When instantiating an object how, and when, should we validate that the arguments given are valid?
The most common approach these days seems to be: validate the values in the service and pass the values to the constructor of the class. Following this approach we end up with an anemic domain model which is why I don’t prefer this approach. Another possibility is to call the constructor and after the object is instantiated call a validate method on the object. This approach has the downside that an invalid object can be alive. If a programmer forgets to call the validate method after instantiation we could end up with weird results.
To me the proper place to do the validation is in the constructor itself. Let’s consider the following java class. The class is called Target and has three fields. Code and name are pretty self explanatory. The publicIdentifier is something that will be used in a url so it should not contain any special characters.
Now if we would like to add some validation we could end up with something like this:
Of course the validate method could move to a utility class so it can be reused in multiple classes. However this is not the only remark I have with this code. We are still passing three Strings into the constructor as arguments. These Strings have no business logic and can be swapped around without producing a compile error.
It also reminded me of the following quote of some speaker at DDD Europe:
All the important stuff is modeled as String (or with a primitive type).
If we do something about this and model the important stuff differently we end up with:
Later I will add javadoc to the class so we know why the regex is there and what the class should do.

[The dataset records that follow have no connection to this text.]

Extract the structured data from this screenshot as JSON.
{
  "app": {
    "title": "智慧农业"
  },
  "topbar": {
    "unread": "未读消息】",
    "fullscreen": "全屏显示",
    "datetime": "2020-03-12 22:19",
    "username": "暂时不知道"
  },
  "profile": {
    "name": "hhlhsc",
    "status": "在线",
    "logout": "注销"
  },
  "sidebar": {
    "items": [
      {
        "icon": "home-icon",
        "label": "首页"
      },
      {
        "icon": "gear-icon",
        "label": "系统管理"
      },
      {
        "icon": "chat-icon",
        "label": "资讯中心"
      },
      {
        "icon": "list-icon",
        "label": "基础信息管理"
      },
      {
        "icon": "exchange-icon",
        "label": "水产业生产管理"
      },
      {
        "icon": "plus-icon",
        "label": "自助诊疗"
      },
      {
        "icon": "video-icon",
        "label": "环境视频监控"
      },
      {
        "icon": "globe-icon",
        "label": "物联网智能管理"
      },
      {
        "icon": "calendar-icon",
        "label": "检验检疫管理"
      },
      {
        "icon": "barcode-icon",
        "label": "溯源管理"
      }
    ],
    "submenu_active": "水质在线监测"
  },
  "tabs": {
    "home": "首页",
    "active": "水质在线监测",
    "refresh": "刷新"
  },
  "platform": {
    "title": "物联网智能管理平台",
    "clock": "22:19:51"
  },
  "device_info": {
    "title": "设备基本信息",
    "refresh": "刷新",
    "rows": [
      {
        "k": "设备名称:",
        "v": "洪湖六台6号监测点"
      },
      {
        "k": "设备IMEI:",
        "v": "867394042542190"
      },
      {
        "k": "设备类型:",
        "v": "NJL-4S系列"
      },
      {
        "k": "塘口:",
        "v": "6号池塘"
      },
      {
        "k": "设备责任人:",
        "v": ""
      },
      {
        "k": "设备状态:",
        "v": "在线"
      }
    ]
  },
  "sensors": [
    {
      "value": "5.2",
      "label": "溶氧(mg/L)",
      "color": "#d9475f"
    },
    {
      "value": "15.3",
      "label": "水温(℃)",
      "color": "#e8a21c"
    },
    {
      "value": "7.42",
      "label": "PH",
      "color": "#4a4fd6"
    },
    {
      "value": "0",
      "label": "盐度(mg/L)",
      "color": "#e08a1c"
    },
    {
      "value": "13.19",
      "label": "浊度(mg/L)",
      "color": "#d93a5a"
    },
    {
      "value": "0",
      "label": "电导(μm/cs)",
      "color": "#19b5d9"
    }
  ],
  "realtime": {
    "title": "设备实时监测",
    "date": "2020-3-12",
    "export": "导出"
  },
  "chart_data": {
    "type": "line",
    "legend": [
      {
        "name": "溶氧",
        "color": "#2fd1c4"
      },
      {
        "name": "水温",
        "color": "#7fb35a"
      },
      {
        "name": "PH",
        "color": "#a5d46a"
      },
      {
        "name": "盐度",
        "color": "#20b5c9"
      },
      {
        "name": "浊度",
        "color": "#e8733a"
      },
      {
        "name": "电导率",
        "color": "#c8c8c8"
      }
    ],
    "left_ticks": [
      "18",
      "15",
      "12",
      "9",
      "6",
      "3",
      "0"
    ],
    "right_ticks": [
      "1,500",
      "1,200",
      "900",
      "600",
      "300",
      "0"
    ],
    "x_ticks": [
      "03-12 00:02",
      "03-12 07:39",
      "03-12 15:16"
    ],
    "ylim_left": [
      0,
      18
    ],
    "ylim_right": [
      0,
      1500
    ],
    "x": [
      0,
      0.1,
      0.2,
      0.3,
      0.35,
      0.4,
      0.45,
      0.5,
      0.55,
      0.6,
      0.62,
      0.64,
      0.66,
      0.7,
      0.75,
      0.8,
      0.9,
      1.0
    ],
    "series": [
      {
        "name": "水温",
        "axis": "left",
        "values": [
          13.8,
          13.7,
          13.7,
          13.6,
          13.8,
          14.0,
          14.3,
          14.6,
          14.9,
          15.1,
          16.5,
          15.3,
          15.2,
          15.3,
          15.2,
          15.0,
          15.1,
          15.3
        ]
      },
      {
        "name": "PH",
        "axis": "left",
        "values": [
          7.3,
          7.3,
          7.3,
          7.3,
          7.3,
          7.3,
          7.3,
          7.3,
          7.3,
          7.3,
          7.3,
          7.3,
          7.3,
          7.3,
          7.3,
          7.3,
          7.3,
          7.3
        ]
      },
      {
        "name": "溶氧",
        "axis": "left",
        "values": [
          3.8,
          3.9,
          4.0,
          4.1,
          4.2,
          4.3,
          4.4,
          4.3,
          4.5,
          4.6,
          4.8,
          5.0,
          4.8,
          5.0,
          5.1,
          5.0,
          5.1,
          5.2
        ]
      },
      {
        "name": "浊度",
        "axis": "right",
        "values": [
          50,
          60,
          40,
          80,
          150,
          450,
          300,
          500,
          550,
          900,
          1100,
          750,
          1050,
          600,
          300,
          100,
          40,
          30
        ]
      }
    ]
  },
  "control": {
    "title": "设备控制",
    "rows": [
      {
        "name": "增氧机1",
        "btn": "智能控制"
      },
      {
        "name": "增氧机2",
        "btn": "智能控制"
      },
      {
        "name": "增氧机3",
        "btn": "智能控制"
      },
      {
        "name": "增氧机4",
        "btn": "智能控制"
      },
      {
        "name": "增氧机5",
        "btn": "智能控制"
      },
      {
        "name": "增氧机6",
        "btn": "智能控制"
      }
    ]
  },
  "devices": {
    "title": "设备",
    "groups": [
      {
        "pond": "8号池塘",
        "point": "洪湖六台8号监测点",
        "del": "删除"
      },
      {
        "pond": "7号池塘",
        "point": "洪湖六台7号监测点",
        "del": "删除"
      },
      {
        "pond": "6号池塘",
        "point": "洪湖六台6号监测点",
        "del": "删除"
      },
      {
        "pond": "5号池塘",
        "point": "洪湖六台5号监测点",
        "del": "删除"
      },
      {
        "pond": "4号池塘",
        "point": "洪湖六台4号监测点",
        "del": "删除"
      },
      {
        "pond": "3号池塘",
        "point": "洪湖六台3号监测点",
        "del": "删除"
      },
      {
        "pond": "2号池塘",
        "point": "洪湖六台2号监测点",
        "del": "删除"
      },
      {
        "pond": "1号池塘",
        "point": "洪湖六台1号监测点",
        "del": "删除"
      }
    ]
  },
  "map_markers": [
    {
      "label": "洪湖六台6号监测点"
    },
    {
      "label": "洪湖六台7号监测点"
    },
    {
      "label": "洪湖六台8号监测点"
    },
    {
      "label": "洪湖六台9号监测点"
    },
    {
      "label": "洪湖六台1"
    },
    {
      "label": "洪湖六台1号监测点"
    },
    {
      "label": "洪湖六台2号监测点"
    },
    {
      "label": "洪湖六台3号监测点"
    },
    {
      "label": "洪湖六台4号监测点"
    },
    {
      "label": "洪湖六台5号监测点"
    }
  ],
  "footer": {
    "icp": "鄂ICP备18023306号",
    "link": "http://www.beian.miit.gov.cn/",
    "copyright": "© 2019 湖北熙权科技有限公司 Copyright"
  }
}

This is just my current approach; thoughts, improvements or other mind blowing suggestions are always welcome!